The following is a small sampling, with the active ingredient listed in parenthesis:
Antihistamines and no other medications: Antihist-1 (clemastine fumarate), Benedryl Allergy (diphenhydramine), Chlor-Trimeton Allergy (chlorpheniramine)
Antihistamines and Decongestants: Actifed Cold and Allergy (triprolidine), Allergist-D, Benadryl Allergy Congestion (diphenhy-dramine), Chlor-Trimeton Allergy 7 Decongestant chlorpheniramine), Drixoral Cold & Allergy (dexbrompeniramine), Sudafed Cold and Allergy (chlorpheniramine) Antihistamine, Decongestants, and Pain Medication (acetami-nophen): Actifed Cold and Sinus (chlorpheniramine), Benadryl Allergy Sinus & Headache (diphenhydramine), Drixoral Allergy & Sinus (dexbrompheniramine), Sinutab Sinus Allergy (chlorpheniramine), Tylenol Allergy Sinus (chlorpheniramine), tylenol Allergy Sinus Night Time (diphenhydramine).

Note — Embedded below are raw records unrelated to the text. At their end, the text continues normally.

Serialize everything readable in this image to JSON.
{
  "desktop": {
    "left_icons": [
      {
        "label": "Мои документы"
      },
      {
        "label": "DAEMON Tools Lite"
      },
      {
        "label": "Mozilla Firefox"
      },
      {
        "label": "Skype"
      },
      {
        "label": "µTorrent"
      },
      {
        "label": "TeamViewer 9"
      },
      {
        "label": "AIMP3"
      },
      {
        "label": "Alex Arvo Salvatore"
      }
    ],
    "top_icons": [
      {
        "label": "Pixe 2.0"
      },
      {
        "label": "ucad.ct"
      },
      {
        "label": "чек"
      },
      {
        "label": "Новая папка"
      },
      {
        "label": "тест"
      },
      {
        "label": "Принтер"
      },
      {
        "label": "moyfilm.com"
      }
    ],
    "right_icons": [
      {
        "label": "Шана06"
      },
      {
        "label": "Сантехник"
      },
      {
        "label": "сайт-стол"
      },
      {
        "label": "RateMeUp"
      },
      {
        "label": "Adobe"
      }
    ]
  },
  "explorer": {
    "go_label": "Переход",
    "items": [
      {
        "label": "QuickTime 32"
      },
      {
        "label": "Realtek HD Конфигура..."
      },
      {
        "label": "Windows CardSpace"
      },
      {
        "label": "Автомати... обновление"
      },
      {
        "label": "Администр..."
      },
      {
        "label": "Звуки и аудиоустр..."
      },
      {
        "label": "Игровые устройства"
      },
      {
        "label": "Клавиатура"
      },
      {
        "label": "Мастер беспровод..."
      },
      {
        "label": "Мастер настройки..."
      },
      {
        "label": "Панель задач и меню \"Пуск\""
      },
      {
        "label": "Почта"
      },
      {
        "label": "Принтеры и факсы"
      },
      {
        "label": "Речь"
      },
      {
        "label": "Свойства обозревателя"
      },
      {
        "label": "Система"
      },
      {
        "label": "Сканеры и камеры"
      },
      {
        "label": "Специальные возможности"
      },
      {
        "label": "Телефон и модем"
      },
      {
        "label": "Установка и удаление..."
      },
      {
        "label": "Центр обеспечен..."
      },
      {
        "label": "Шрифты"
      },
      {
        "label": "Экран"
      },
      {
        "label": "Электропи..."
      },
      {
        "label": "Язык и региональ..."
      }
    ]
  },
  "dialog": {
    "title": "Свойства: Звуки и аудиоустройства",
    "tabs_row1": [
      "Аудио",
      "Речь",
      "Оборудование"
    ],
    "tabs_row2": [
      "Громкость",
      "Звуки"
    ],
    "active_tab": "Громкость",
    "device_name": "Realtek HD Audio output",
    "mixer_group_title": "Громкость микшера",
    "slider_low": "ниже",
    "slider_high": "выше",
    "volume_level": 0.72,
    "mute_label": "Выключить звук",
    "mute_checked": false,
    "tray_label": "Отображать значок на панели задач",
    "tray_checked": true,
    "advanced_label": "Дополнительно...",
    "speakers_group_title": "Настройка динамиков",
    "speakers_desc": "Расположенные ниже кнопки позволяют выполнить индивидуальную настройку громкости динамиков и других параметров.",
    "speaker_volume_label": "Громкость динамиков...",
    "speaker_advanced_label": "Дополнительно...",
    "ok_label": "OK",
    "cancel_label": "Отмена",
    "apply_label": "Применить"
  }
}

Antihistamine & Pain Medication (acetaminophen): Tylenol Severe Allergy (diphenhydramine) Your physician can determine what antihistamine or combination of antihistamine, decongestant, and pain medication is right for your condition. Your physician will cater your treatment plan based on your medical history, current condition, and symptoms.